For the express purpose of Hasell’s abysmal absence of any discernable skill he was awarded an expulsion from the high school tennis team his freshman year. This would seem to be a given for the rest of his years at East Lake, but after the 2014-2015 season the morale on the tennis team was quite low. How better to revive a dead team than to invite a laughingstock; a village idiot? So, Hasell was brought on and began to ceaselessly pollute the local tennis courts with his toxic presence as he attempted to improve his skillset. “Did he vastly improve and rise to become the top ranked player at our school?” you may ask. Well, no. He stagnated and stabilized at the bottom of the pack. He made the team his junior year because his saintly brother James felt ashamed of him and paid off the coaches to assure him a spot.
The proof of Hasell’s atrocious level of tennis competency is nearly omnipresent; it seems every place one looks they can find more evidence. Hasell has yet to win a match. This year he has an unbelievably unacceptable 0-1 record over the course of three singles matches, meaning that two of his opponents died after witnessing his nauseating technique. He mercilessly begged his twin brother’s friends to come to his first match of the year, and even lucratively remunerated his family for attending, yet when he set foot on the court he was emasculated. He lost the match 8-0, and he lost the already-nearly-extinguished respect his family held for him out of shame for their relation. One of the East Lake tennis players who isn’t a personification of a landfill like Hasell is, Benny Glazer, contributed heavily to the writing of this article.

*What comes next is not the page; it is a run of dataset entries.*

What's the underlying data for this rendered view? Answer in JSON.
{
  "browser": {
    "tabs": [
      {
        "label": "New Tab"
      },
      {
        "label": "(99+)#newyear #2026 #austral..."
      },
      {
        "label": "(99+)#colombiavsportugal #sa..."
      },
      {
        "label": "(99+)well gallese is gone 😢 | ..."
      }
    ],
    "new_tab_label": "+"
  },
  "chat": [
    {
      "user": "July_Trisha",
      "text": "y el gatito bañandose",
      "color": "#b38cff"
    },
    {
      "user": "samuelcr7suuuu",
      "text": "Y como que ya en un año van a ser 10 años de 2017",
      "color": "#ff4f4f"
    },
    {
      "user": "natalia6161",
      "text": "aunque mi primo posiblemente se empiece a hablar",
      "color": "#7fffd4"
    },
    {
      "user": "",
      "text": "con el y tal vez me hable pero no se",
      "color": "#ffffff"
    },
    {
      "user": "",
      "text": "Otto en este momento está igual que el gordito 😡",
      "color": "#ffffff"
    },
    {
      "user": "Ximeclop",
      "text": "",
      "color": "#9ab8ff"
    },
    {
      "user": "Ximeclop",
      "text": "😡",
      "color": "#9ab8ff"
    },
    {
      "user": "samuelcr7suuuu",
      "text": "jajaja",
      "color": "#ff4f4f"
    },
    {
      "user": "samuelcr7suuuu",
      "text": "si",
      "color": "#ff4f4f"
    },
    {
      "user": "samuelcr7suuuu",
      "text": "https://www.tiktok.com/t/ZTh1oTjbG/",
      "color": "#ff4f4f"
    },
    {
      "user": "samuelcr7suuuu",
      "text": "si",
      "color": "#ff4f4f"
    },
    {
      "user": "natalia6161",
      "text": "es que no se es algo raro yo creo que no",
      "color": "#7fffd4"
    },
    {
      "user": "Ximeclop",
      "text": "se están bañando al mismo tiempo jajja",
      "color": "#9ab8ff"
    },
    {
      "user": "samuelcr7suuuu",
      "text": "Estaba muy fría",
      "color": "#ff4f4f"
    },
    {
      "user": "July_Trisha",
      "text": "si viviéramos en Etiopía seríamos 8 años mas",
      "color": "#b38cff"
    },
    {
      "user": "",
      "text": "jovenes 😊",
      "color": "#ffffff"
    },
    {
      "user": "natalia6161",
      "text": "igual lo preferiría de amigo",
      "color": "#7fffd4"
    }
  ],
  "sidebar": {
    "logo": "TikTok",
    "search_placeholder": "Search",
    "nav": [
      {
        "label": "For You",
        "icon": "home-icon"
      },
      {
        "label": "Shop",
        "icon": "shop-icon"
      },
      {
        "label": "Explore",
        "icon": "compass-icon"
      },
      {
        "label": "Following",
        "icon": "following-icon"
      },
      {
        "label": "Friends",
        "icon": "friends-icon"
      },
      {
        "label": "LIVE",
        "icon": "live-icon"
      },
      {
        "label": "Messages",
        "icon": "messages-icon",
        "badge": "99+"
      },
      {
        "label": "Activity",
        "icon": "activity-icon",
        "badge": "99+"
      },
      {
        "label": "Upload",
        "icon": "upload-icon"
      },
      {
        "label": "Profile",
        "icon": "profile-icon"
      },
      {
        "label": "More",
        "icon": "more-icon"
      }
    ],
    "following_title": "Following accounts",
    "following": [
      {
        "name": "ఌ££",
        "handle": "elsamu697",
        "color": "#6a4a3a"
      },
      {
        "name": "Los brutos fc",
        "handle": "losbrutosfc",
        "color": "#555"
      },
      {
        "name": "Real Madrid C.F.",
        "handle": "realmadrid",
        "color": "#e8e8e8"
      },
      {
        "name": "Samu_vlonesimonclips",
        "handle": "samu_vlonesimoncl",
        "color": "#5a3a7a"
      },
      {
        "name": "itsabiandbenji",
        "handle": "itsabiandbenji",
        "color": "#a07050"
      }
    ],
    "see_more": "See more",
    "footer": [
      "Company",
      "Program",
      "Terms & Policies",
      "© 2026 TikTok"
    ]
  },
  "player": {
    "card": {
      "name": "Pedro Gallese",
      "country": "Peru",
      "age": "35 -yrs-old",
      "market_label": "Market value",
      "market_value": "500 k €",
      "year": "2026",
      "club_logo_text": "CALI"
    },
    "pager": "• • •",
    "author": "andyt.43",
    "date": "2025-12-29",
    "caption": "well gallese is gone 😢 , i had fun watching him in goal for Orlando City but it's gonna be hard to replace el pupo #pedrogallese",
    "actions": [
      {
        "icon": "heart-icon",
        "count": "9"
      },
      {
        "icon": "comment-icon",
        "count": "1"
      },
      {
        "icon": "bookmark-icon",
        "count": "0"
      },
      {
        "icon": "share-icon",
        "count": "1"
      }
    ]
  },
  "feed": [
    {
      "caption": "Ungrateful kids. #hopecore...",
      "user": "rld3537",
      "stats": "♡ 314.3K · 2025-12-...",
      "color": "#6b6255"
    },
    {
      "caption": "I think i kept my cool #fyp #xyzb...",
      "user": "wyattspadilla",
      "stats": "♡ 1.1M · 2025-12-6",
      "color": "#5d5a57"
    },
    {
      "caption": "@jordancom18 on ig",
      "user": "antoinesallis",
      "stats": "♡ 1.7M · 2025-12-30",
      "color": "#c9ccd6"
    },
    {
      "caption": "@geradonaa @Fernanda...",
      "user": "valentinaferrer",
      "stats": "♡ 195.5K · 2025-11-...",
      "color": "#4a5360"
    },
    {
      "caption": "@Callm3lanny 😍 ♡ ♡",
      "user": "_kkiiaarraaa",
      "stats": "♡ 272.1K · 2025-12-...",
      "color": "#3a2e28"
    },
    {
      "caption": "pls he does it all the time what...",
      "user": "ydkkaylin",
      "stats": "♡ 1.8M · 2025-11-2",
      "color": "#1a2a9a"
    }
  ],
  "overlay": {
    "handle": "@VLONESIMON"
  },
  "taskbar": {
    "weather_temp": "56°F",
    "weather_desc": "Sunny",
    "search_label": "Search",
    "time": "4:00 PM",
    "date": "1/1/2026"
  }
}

He not only supplied me with valuable inside information that Hasell, if asked directly, would have doubtlessly doctored to depict a less putrid image of himself, but Benny also proved to be the final Jenga block to be pulled before the crumbling of Hasell’s moral structure.
Benny, who moved to East Lake from the frigid tundra of Wisconsin over the summer, is the actual top ranked tennis player at East Lake High School. In any and every area, Benny proved to humiliate Hasell, and nowhere as badly as tennis. The two constantly face off in exhibition matches; Hasell, to finally assume his “rightful” place atop the pyramid of East Lake Tennis, and Benny, because he finds amusement in pummeling the pathetically confident challenger time and again. Hasell demonstrates no promise in all of his dreary life, but there are few outlets where the forlorn hermit fails to recognize his own shortcomings. If you were to ask Hasell if he was a gifted tennis player, he would likely respond affirmatively. This is the reason why his failures in tennis are the metaphorical Lake Victoria, sourcing the White Nile of disturbance and abhorrence that constitutes the heinous creature we know. That is, in the truest sense the phrase, a tennis tragedy.